The Czech Republic beat Latvia 4:2 in their second game at the Ice Hockey World Championship on Sunday night to take the top spot in Group A. Latvia took a lead twice and their second goal forced a change in the Czech goal where Winnipeg Jets goalie Ondřej Pavelec replaced Alexander Salak. The Czechs then scored three power play goals, the second of them by Jaromír Jágr.
Top-seeded Karolina Plíšková rallied from a set down to claim her fourth WTA title by defeating qualifier Lucie Hradecká 4-6, 7-5, 6-3 in an all-Czech final of the Prague Open on Saturday. The 14th-ranked Plíšková wasted three match points when she was 5-2 up in the final set. But she served out the match in the following game, converting her fifth match point with a forehand winner.
A group of 30 bikers, including members of the Russian Night Wolves bikers club, are reported to have crossed the Czech border with Slovakia on their way to Bratislava and later Austria. Several members of the Russian Night Wolves are said to have attended Thursday’s remembrance events in Ostrava marking the end of WWII. The Night Wolves, who are said to be close to Russian President Vladimir Putin, announced their intention to ride through Belarus, Poland, Slovakia, the Czech Republic, and Austria and reach Berlin by May 9 to commemorate the victory of Russian troops over Nazi Germany 70 years ago. However the ride evoked controversy and Poland denied them entry. The Czech traffic police said it would closely observe their movements in the country.
Several dozen Star Wars fans joined the first-ever Star Wars parade in Prague on Saturday held to mark Star Wars Day on May 4th. The group wearing Princes Leia, Luke Skywalker costumes and those of other popular characters made their down Wenceslas Square and across Charles Bridge stopping to take photographs with tourists along the way.
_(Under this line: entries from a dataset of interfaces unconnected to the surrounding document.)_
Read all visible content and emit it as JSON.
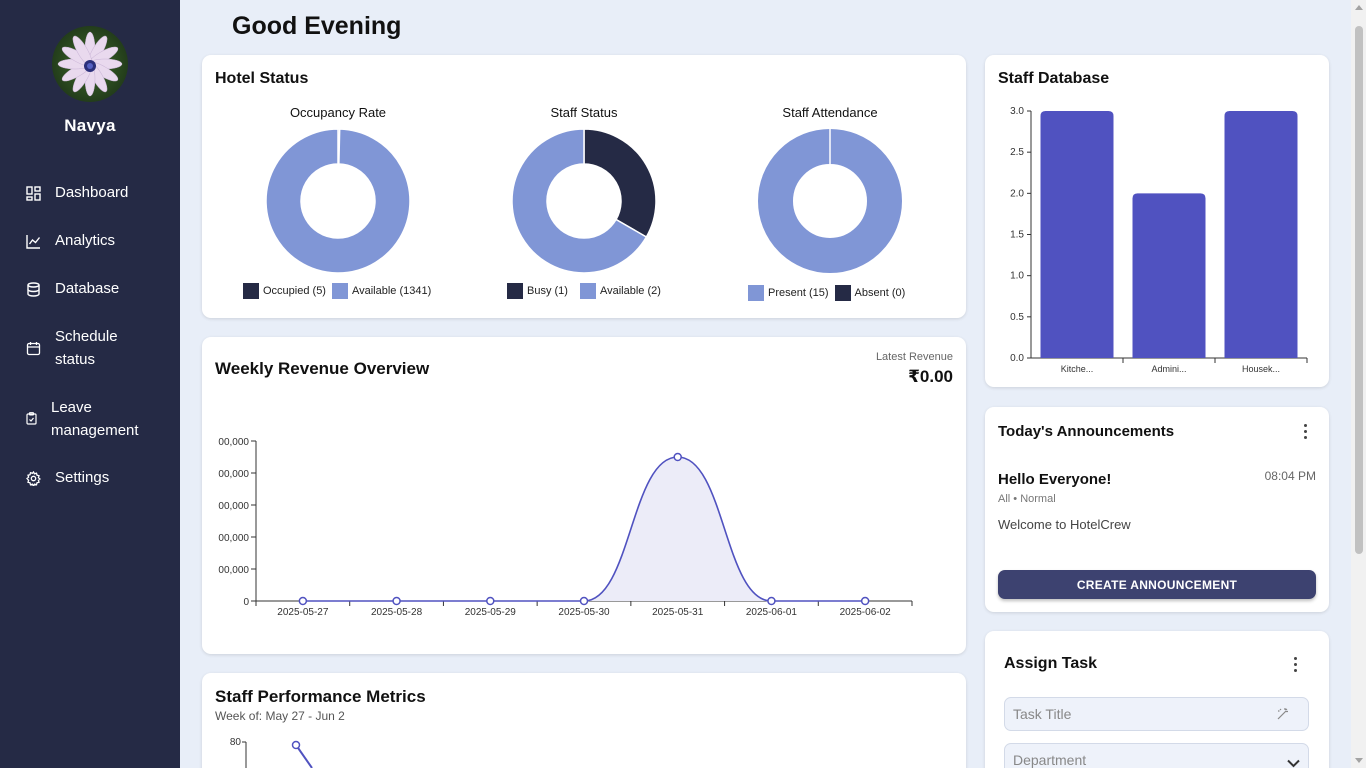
{
  "sidebar": {
    "user_name": "Navya",
    "items": [
      {
        "label": "Dashboard",
        "icon": "dashboard-icon"
      },
      {
        "label": "Analytics",
        "icon": "chart-icon"
      },
      {
        "label": "Database",
        "icon": "database-icon"
      },
      {
        "label": "Schedule status",
        "icon": "calendar-icon"
      },
      {
        "label": "Leave management",
        "icon": "clipboard-icon"
      },
      {
        "label": "Settings",
        "icon": "gear-icon"
      }
    ]
  },
  "greeting": "Good Evening",
  "hotel_status": {
    "title": "Hotel Status",
    "occupancy": {
      "title": "Occupancy Rate",
      "legend": [
        "Occupied (5)",
        "Available (1341)"
      ]
    },
    "staff_status": {
      "title": "Staff Status",
      "legend": [
        "Busy (1)",
        "Available (2)"
      ]
    },
    "attendance": {
      "title": "Staff Attendance",
      "legend": [
        "Present (15)",
        "Absent (0)"
      ]
    }
  },
  "staff_database": {
    "title": "Staff Database"
  },
  "revenue": {
    "title": "Weekly Revenue Overview",
    "latest_label": "Latest Revenue",
    "latest_value": "₹0.00"
  },
  "performance": {
    "title": "Staff Performance Metrics",
    "subtitle": "Week of: May 27 - Jun 2"
  },
  "announcements": {
    "title": "Today's Announcements",
    "item": {
      "heading": "Hello Everyone!",
      "time": "08:04 PM",
      "meta": "All • Normal",
      "body": "Welcome to HotelCrew"
    },
    "button": "CREATE ANNOUNCEMENT"
  },
  "assign_task": {
    "title": "Assign Task",
    "title_placeholder": "Task Title",
    "department_placeholder": "Department"
  },
  "colors": {
    "sidebar": "#252a45",
    "dark": "#252a45",
    "light": "#8096d6",
    "bar": "#5052c0",
    "accent": "#3d4270"
  },
  "chart_data": [
    {
      "type": "pie",
      "title": "Occupancy Rate",
      "labels": [
        "Occupied",
        "Available"
      ],
      "values": [
        5,
        1341
      ]
    },
    {
      "type": "pie",
      "title": "Staff Status",
      "labels": [
        "Busy",
        "Available"
      ],
      "values": [
        1,
        2
      ]
    },
    {
      "type": "pie",
      "title": "Staff Attendance",
      "labels": [
        "Present",
        "Absent"
      ],
      "values": [
        15,
        0
      ]
    },
    {
      "type": "bar",
      "title": "Staff Database",
      "categories": [
        "Kitche...",
        "Admini...",
        "Housek..."
      ],
      "values": [
        3,
        2,
        3
      ],
      "yticks": [
        "0.0",
        "0.5",
        "1.0",
        "1.5",
        "2.0",
        "2.5",
        "3.0"
      ],
      "ylim": [
        0,
        3
      ]
    },
    {
      "type": "area",
      "title": "Weekly Revenue Overview",
      "x": [
        "2025-05-27",
        "2025-05-28",
        "2025-05-29",
        "2025-05-30",
        "2025-05-31",
        "2025-06-01",
        "2025-06-02"
      ],
      "values": [
        0,
        0,
        0,
        0,
        45000,
        0,
        0
      ],
      "yticks": [
        "0",
        "00,000",
        "00,000",
        "00,000",
        "00,000",
        "00,000"
      ],
      "ylim": [
        0,
        50000
      ]
    },
    {
      "type": "line",
      "title": "Staff Performance Metrics",
      "yticks": [
        "80"
      ]
    }
  ]
}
The procession was co-organized by Czech Star Wars Universe and fan organizations such as the Rebel Legion and the Czech Garrison, one of the "outposts" of the 501st Legion serving the Czech Republic.
The opening of the World Ice Hockey Championship in Ostrava was marked by tragedy. An 18-year- old hockey fan was hit by a train in the early hours of Saturday. According to the news site novinky.cz the incident happened at dawn and the fan who was killed on impact was reportedly a foreign national. The police have not released details regarding his nationality. According to a police spokeswoman the engine driver saw a figure on the rail tracks but was too close to avert a collision.
A memorial to U.S. General George S. Patton who commanded the Third United States Army that liberated Plzeň on May 6, 1945 was unveiled in the town on Friday within six days of Freedom Celebrations. Its unveiling was attended by General Patton's grandson George Patton Waters, representatives of the U.S. embassy and local dignitaries. The city’s mayor Martin Zrzavecký expressed regret that for so many decades it had not been possible to give proper thanks and credit to the US army for liberating the town. During communist rule the role of the US army in liberating west Bohemia was played down.